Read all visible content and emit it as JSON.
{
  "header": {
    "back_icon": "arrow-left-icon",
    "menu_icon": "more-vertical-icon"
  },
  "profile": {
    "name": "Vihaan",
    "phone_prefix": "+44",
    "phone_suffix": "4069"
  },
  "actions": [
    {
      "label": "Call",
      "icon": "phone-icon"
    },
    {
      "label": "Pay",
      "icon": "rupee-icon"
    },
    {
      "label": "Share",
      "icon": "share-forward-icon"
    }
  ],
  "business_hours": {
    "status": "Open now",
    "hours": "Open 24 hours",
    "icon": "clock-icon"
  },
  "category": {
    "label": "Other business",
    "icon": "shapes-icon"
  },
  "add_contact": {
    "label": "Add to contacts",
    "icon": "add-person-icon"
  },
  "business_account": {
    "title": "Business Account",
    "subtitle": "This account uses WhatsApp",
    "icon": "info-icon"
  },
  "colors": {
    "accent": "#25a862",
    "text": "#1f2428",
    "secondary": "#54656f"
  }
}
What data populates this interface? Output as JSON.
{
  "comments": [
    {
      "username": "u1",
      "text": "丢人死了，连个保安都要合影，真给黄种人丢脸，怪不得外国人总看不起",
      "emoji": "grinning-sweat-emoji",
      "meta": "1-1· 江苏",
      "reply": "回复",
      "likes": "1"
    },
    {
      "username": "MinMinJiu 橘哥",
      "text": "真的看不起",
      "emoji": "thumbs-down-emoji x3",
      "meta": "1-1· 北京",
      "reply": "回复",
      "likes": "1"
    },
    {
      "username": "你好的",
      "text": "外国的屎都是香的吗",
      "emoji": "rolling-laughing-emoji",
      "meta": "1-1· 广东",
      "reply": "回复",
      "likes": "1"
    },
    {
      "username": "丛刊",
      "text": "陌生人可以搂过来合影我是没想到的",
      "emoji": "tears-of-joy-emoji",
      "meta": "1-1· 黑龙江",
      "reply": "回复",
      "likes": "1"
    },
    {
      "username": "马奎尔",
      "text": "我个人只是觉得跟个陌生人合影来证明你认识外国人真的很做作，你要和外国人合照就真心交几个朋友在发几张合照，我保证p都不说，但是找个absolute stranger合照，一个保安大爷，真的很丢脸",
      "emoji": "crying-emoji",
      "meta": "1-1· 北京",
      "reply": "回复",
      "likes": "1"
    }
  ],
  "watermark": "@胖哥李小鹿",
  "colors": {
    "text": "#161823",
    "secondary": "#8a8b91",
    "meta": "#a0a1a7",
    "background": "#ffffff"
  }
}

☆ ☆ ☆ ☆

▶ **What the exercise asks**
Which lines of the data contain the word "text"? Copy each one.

▶ **Answer space**
    "text": "#1f2428",
      "text": "丢人死了，连个保安都要合影，真给黄种人丢脸，怪不得外国人总看不起",
      "text": "真的看不起",
      "text": "外国的屎都是香的吗",
      "text": "陌生人可以搂过来合影我是没想到的",
      "text": "我个人只是觉得跟个陌生人合影来证明你认识外国人真的很做作，你要和外国人合照就真心交几个朋友在发几张合照，我保证p都不说，但是找个absolute stranger合照，一个保安大爷，真的很丢脸",
    "text": "#161823",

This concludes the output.